Joker, a new take on DC Comics’ Clown Prince of Crime, will go down as one of the year’s big missed opportunities.
Director Todd Phillips, best known for his Hangover movies, apparently got the green light to do whatever he wanted with the Joker mythos. In a feat of perfect casting, he managed to get Joaquin Phoenix to sign on for the title role. This was a chance to tell a dark origin story from Joker’s point of view.
Phillips blew this chance. Phoenix is otherworldly good as Arthur Fleck, a severely troubled clown and standup comedy wannabe (and momma’s boy) with a condition that causes him to laugh uncontrollably at inappropriate moments. Phoenix physically and mentally disappears into the part—to the point where it’s reasonable to become concerned about the actor’s well-being.

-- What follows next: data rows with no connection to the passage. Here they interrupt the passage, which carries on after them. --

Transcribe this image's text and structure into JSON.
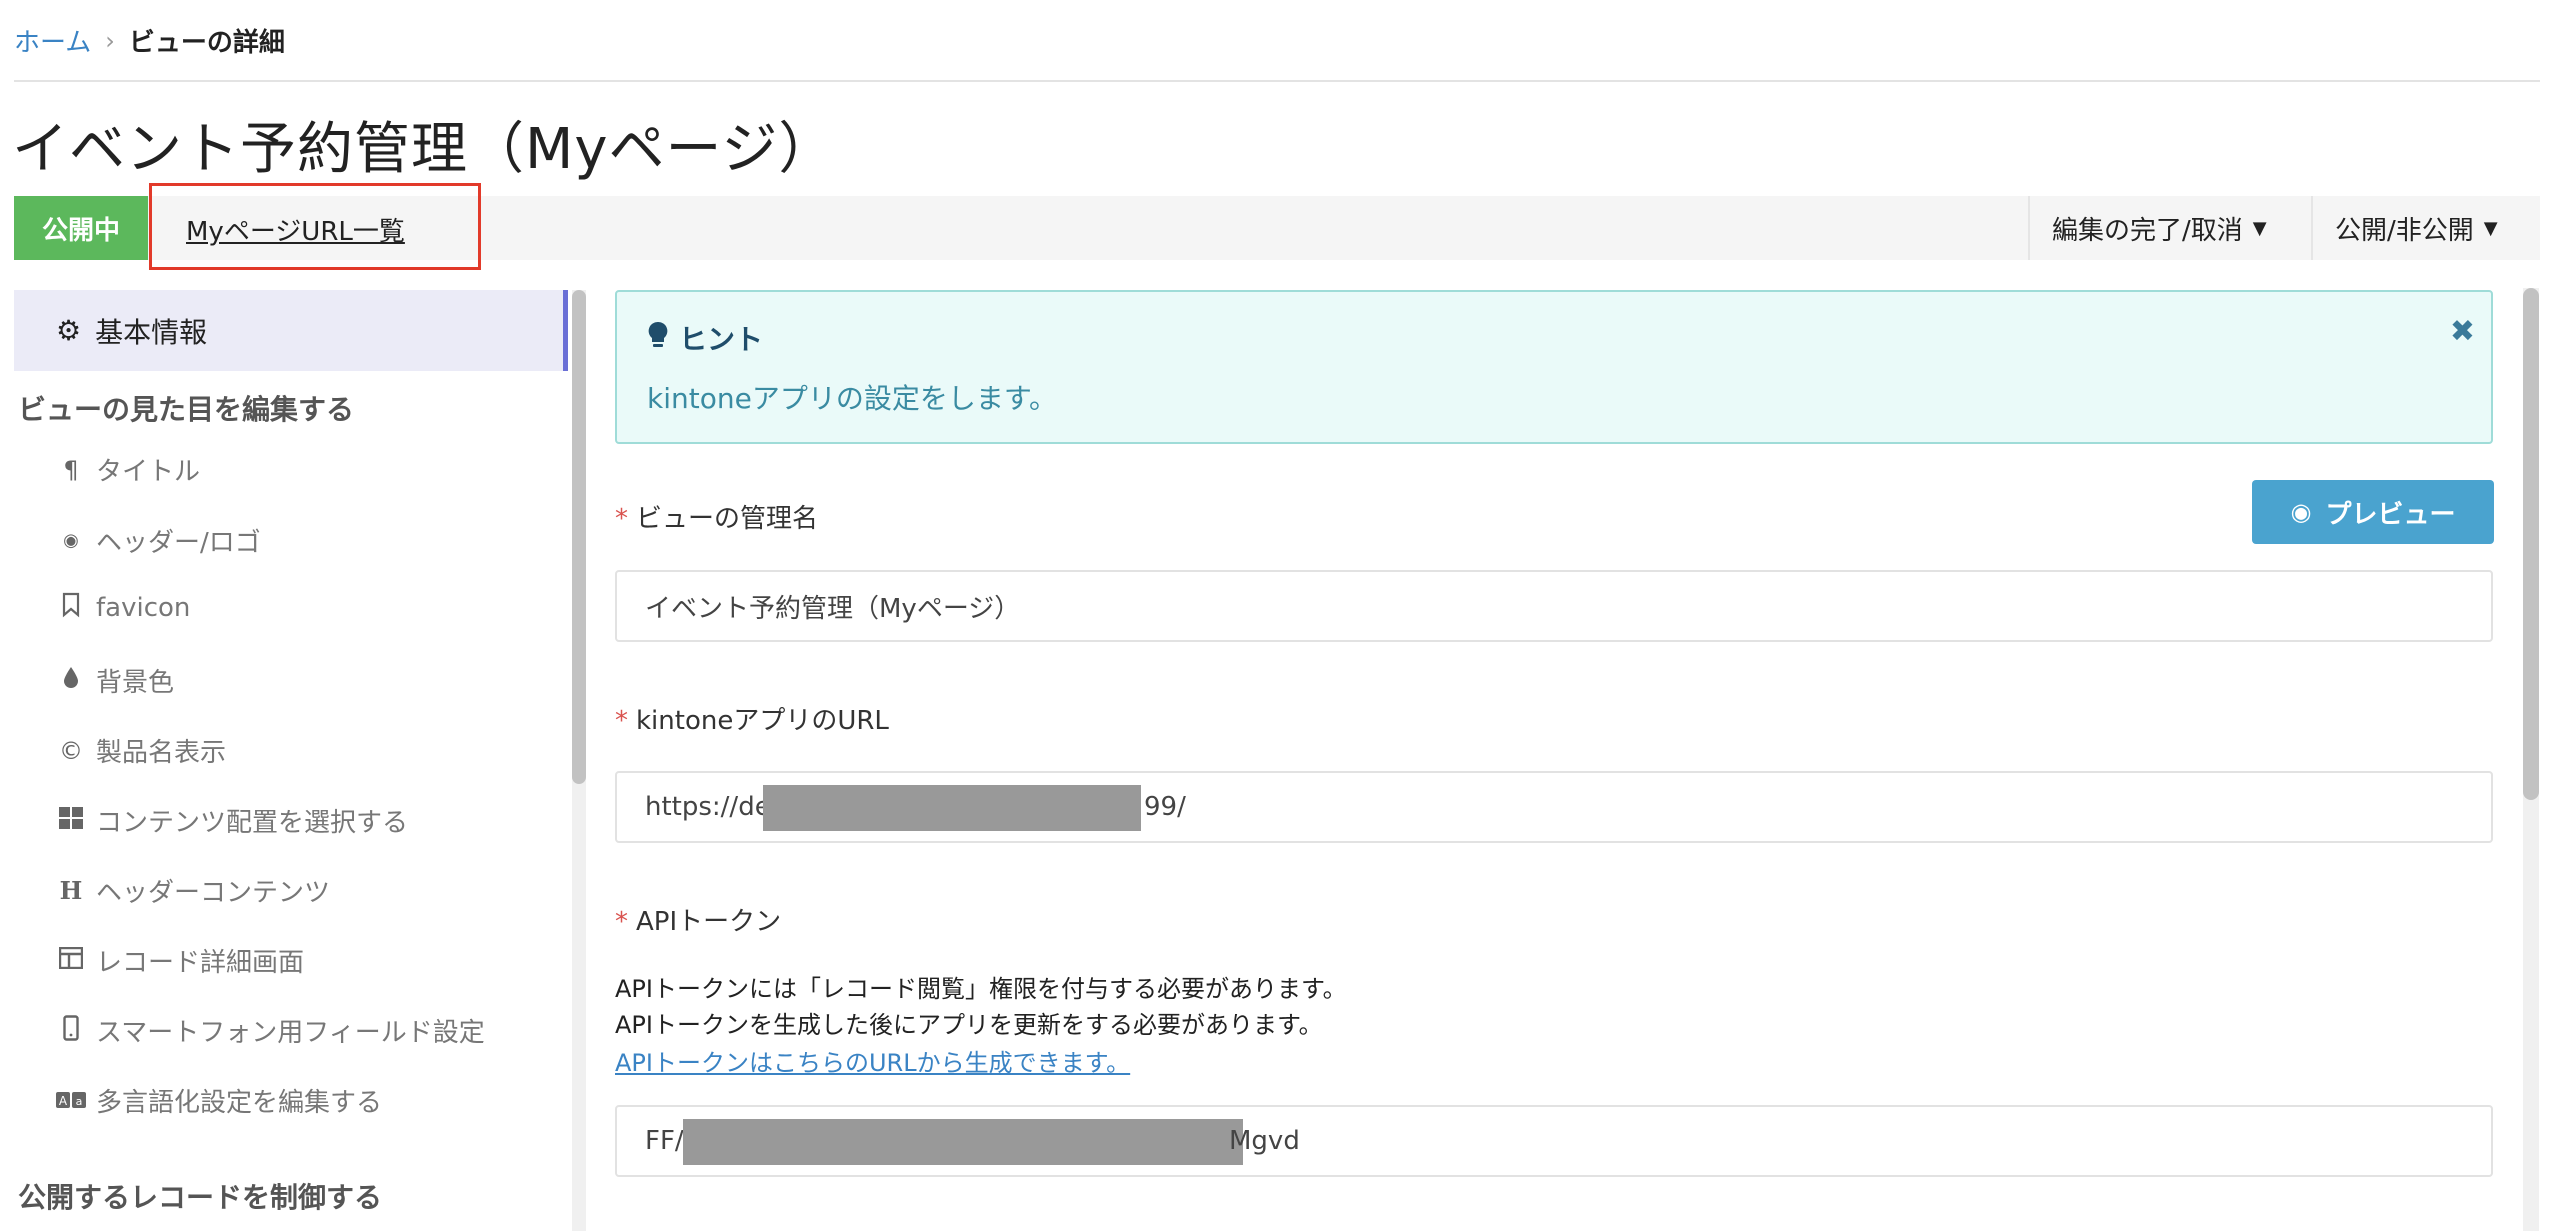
{
  "breadcrumb": {
    "home": "ホーム",
    "separator": "›",
    "current": "ビューの詳細"
  },
  "page_title": "イベント予約管理（Myページ）",
  "toolbar": {
    "status": "公開中",
    "mypage_link": "MyページURL一覧",
    "edit_dropdown": "編集の完了/取消",
    "publish_dropdown": "公開/非公開"
  },
  "sidebar": {
    "active_item": "基本情報",
    "section_appearance": "ビューの見た目を編集する",
    "items": [
      {
        "icon": "paragraph-icon",
        "label": "タイトル"
      },
      {
        "icon": "eye-icon",
        "label": "ヘッダー/ロゴ"
      },
      {
        "icon": "bookmark-icon",
        "label": "favicon"
      },
      {
        "icon": "droplet-icon",
        "label": "背景色"
      },
      {
        "icon": "copyright-icon",
        "label": "製品名表示"
      },
      {
        "icon": "grid-icon",
        "label": "コンテンツ配置を選択する"
      },
      {
        "icon": "header-icon",
        "label": "ヘッダーコンテンツ"
      },
      {
        "icon": "table-icon",
        "label": "レコード詳細画面"
      },
      {
        "icon": "mobile-icon",
        "label": "スマートフォン用フィールド設定"
      },
      {
        "icon": "language-icon",
        "label": "多言語化設定を編集する"
      }
    ],
    "section_records": "公開するレコードを制御する"
  },
  "hint": {
    "title": "ヒント",
    "text": "kintoneアプリの設定をします。"
  },
  "form": {
    "preview_button": "プレビュー",
    "view_name": {
      "label": "ビューの管理名",
      "value": "イベント予約管理（Myページ）"
    },
    "app_url": {
      "label": "kintoneアプリのURL",
      "value_start": "https://de",
      "value_end": "99/"
    },
    "api_token": {
      "label": "APIトークン",
      "help_line1": "APIトークンには「レコード閲覧」権限を付与する必要があります。",
      "help_line2": "APIトークンを生成した後にアプリを更新をする必要があります。",
      "help_link": "APIトークンはこちらのURLから生成できます。",
      "value_start": "FF/",
      "value_end": "Mgvd"
    }
  },
  "colors": {
    "status_green": "#5cb85c",
    "highlight_red": "#e23a2a",
    "accent_blue": "#4aa3cf",
    "link_blue": "#3a83c4",
    "hint_bg": "#eafaf9",
    "required_red": "#d9534f"
  }
}
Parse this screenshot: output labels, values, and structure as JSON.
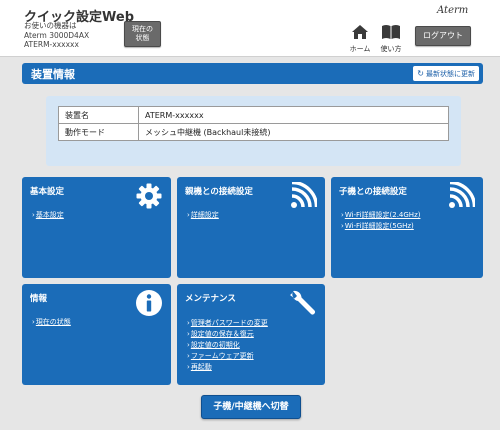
{
  "header": {
    "app_title": "クイック設定Web",
    "device_info": [
      "お使いの機器は",
      "Aterm 3000D4AX",
      "ATERM-xxxxxx"
    ],
    "status_button": [
      "現在の",
      "状態"
    ],
    "brand": "Aterm",
    "home_label": "ホーム",
    "help_label": "使い方",
    "logout_label": "ログアウト"
  },
  "device_section": {
    "title": "装置情報",
    "refresh_label": "最新状態に更新",
    "rows": [
      {
        "key": "装置名",
        "value": "ATERM-xxxxxx"
      },
      {
        "key": "動作モード",
        "value": "メッシュ中継機 (Backhaul未接続)"
      }
    ]
  },
  "cards": {
    "basic": {
      "title": "基本設定",
      "icon": "gear-icon",
      "links": [
        "基本設定"
      ]
    },
    "parent": {
      "title": "親機との接続設定",
      "icon": "wifi-icon",
      "links": [
        "詳細設定"
      ]
    },
    "child": {
      "title": "子機との接続設定",
      "icon": "wifi-icon",
      "links": [
        "Wi-Fi詳細設定(2.4GHz)",
        "Wi-Fi詳細設定(5GHz)"
      ]
    },
    "info": {
      "title": "情報",
      "icon": "info-icon",
      "links": [
        "現在の状態"
      ]
    },
    "maintenance": {
      "title": "メンテナンス",
      "icon": "wrench-icon",
      "links": [
        "管理者パスワードの変更",
        "設定値の保存＆復元",
        "設定値の初期化",
        "ファームウェア更新",
        "再起動"
      ]
    }
  },
  "switch_button": "子機/中継機へ切替",
  "colors": {
    "accent": "#1b6cb8",
    "panel": "#d4e5f5",
    "background": "#e6e6e6",
    "button_gray": "#6a6a6a"
  }
}
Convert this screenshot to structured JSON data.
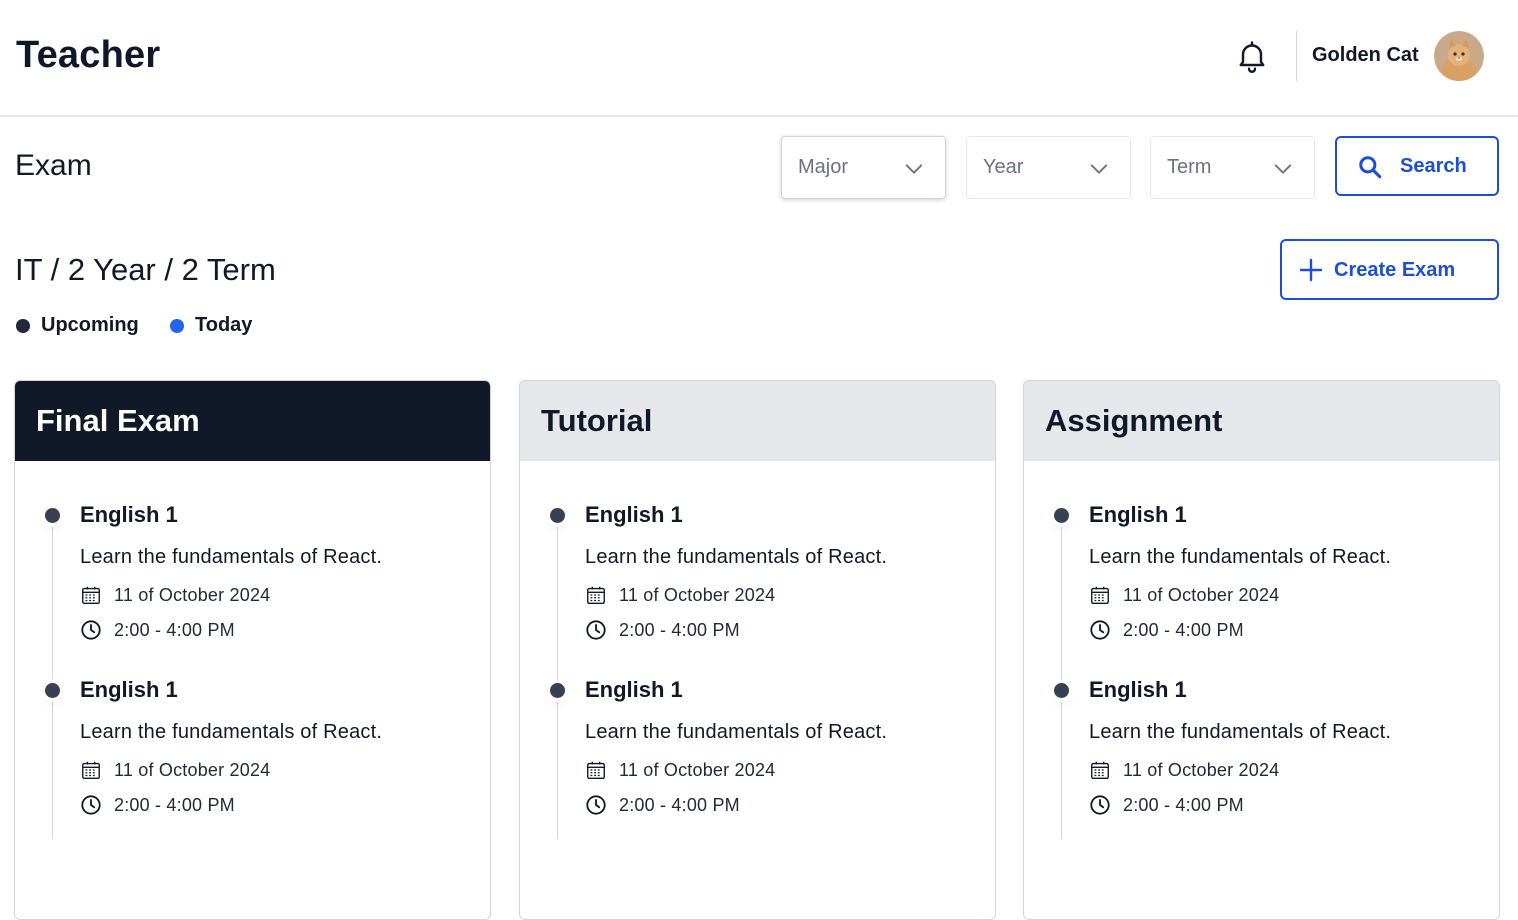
{
  "header": {
    "app_title": "Teacher",
    "user_name": "Golden Cat"
  },
  "filters": {
    "section_title": "Exam",
    "major_placeholder": "Major",
    "year_placeholder": "Year",
    "term_placeholder": "Term",
    "search_label": "Search"
  },
  "context": {
    "breadcrumb": "IT / 2 Year / 2 Term",
    "create_label": "Create Exam"
  },
  "legend": [
    {
      "label": "Upcoming",
      "color": "#1f2937"
    },
    {
      "label": "Today",
      "color": "#2563eb"
    }
  ],
  "cards": [
    {
      "title": "Final Exam",
      "items": [
        {
          "title": "English 1",
          "description": "Learn the fundamentals of React.",
          "date": "11 of October 2024",
          "time": "2:00 - 4:00 PM"
        },
        {
          "title": "English 1",
          "description": "Learn the fundamentals of React.",
          "date": "11 of October 2024",
          "time": "2:00 - 4:00 PM"
        }
      ]
    },
    {
      "title": "Tutorial",
      "items": [
        {
          "title": "English 1",
          "description": "Learn the fundamentals of React.",
          "date": "11 of October 2024",
          "time": "2:00 - 4:00 PM"
        },
        {
          "title": "English 1",
          "description": "Learn the fundamentals of React.",
          "date": "11 of October 2024",
          "time": "2:00 - 4:00 PM"
        }
      ]
    },
    {
      "title": "Assignment",
      "items": [
        {
          "title": "English 1",
          "description": "Learn the fundamentals of React.",
          "date": "11 of October 2024",
          "time": "2:00 - 4:00 PM"
        },
        {
          "title": "English 1",
          "description": "Learn the fundamentals of React.",
          "date": "11 of October 2024",
          "time": "2:00 - 4:00 PM"
        }
      ]
    }
  ],
  "colors": {
    "accent": "#1d4ed8",
    "active_card_header": "#111827",
    "card_header": "#e5e7eb"
  }
}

He accomplishes this in a film that has a major identity crisis, in that it wants to be a DC movie utilizing a DC icon without really being set within DC lore. Could that have worked out OK? Sure, but the movie builds to a conclusion that frustratingly teases, but only teases, the great Frank Miller’s The Dark Knight Returns graphic novel. Why not do a film that tells the story of The Dark Knight Returns entirely from the Joker’s perspective, instead of dancing around Batman lore in a way that feels like the filmmaker is merely trying to be cute and clever? The experience of watching this left me unfulfilled. Phillips borrows many elements from comic books, Bernie Goetz, Death Wish and Martin Scorsese movies, resulting in a muddy work that feels oddly rote given the crazed and wonderful performance at its center.
When we first see Fleck, he’s dressed as a clown, spinning a sign and generally having a good time. He promptly gets his ass kicked; we then see him in therapy and living in poverty with his quirky mother (Frances Conroy). Fleck slowly but surely starts to lose all sense of his humanity as he grows into a criminal monster.
We’ve seen all of these plot mechanizations before, in Scorsese’s Taxi Driver and The King of Comedy. Heck, Phillips even casts a game Robert De Niro to play a talk-show host who winds up being a nod to Miller’s David Letterman riff, David Endocrine, in The Dark Knight Returns. At its most derivative, the screenplay echoes A Beautiful Mind, filmed in a way that feels like a hackneyed Shyamalan twist.
Is the violence too much? That depends upon your personal threshold for fake mayhem in movies. I, for one, was appropriately shocked at times by how visceral the movie got; it goes well beyond your typical Avengers movie or the playfully crazed violence of something like, say, Deadpool. The violence in this movie is ugly and extremely downbeat; it will leave you with knots in your stomach.
Phoenix does a thing with the hysterical laughing early in the movie, where he shows Fleck struggling because it hurts his throat and challenges his smoker’s lungs. As the film progresses, it appears that the Joker’s hysterical laugh muscles are strengthening—as if in training for his criminal career when that laughter will cause no pain, and flow out of him with no need for lozenges afterward. Touches like these, as well as the depiction of Gotham as a city reminiscent of pre-Giuliani New York City in the 1970s (I assure you folks, that place was a hellhole), are impressive.
This impressive work is done in by paint-by-numbers plotting. Fleck’s standup comedian aspirations don’t make a whole lot of sense; they simply make for a convenient plot device to reach the movie’s predictable finale. Everything to do with Fleck’s mother plays like a poor man’s Psycho. For a movie that was supposed to be an entirely original approach to the Joker, nothing really feels original other than the spark of creativity Phoenix brings to the enterprise. It’s boringly familiar.
Joker won the Golden Lion for Best Film at this year’s Venice Film Festival? That voting panel must’ve been on mushrooms.
Joker is playing at theaters across the valley.